National Oceanic and Atmospheric Administration
Extreme heat in the second half of June helped make the first six months of this year the hottest January to June ever recorded in the lower 48 United States, according to the National Oceanic and Atmospheric Administration. Eighty-six locations set temperature records in June, with another 87 tying existing marks. That helped push the average temperature in the contiguous United States to 71.2 degrees Fahrenheit, 2 degrees above the 20th-century average. The sizzling heat capped the warmest 12 months since record-keeping began in 1895, NOAA said, inching out the previous record-holder—June 2011 to May 2012—by just 0.05 degree Fahrenheit.

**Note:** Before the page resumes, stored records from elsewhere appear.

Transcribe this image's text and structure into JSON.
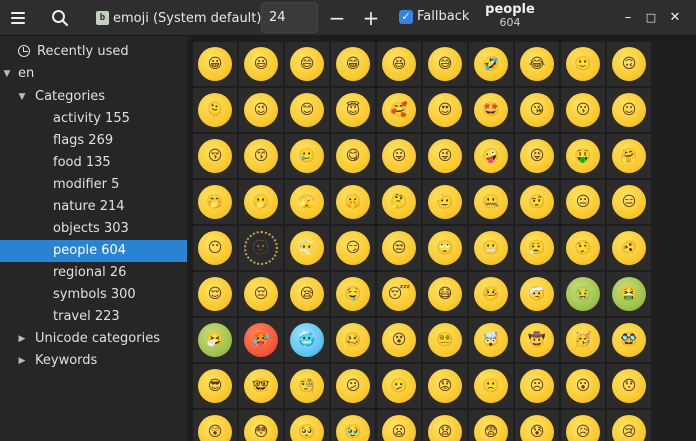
{
  "header": {
    "font_label": "emoji (System default)",
    "font_icon": "b",
    "size_value": "24",
    "fallback_label": "Fallback",
    "page_title": "people",
    "page_count": "604"
  },
  "sidebar": {
    "recently_used": "Recently used",
    "locale": "en",
    "categories_label": "Categories",
    "categories": [
      {
        "label": "activity 155"
      },
      {
        "label": "flags 269"
      },
      {
        "label": "food 135"
      },
      {
        "label": "modifier 5"
      },
      {
        "label": "nature 214"
      },
      {
        "label": "objects 303"
      },
      {
        "label": "people 604"
      },
      {
        "label": "regional 26"
      },
      {
        "label": "symbols 300"
      },
      {
        "label": "travel 223"
      }
    ],
    "unicode_categories": "Unicode categories",
    "keywords": "Keywords"
  },
  "colors": {
    "accent": "#2a83d1",
    "checkbox": "#3584e4"
  },
  "emoji_rows": [
    [
      "😀",
      "😃",
      "😄",
      "😁",
      "😆",
      "😅",
      "🤣",
      "😂",
      "🙂",
      "🙃"
    ],
    [
      "🫠",
      "😉",
      "😊",
      "😇",
      "🥰",
      "😍",
      "🤩",
      "😘",
      "😗",
      "☺"
    ],
    [
      "😚",
      "😙",
      "🥲",
      "😋",
      "😛",
      "😜",
      "🤪",
      "😝",
      "🤑",
      "🤗"
    ],
    [
      "🤭",
      "🫢",
      "🫣",
      "🤫",
      "🤔",
      "🫡",
      "🤐",
      "🤨",
      "😐",
      "😑"
    ],
    [
      "😶",
      "🫥",
      "😶‍🌫️",
      "😏",
      "😒",
      "🙄",
      "😬",
      "😮‍💨",
      "🤥",
      "🫨"
    ],
    [
      "😌",
      "😔",
      "😪",
      "🤤",
      "😴",
      "😷",
      "🤒",
      "🤕",
      "🤢",
      "🤮"
    ],
    [
      "🤧",
      "🥵",
      "🥶",
      "🥴",
      "😵",
      "😵‍💫",
      "🤯",
      "🤠",
      "🥳",
      "🥸"
    ],
    [
      "😎",
      "🤓",
      "🧐",
      "😕",
      "🫤",
      "😟",
      "🙁",
      "☹",
      "😮",
      "😯"
    ],
    [
      "😲",
      "😳",
      "🥺",
      "🥹",
      "😦",
      "😧",
      "😨",
      "😰",
      "😥",
      "😢"
    ]
  ]
}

In addition to the warmer temperatures, drought conditions now cover 56 percent of the contiguous United States, the highest percentage since the government-supported Drought Monitor began 12 years ago, NOAA said, helped by below-average precipitation in the West, Plains, Ohio Valley and mid-Atlantic states. Wyoming recorded its driest June ever last month. Colorado and Utah recorded their second-driest Junes, with eight other states experiencing conditions that rank among the 10th driest for the month. Precipitation totals across the country were mixed during June. The nation as a whole experienced its tenth driest June on record, with a nationally-averaged precipitation total of 2.27 inches, 0.62 inch below average.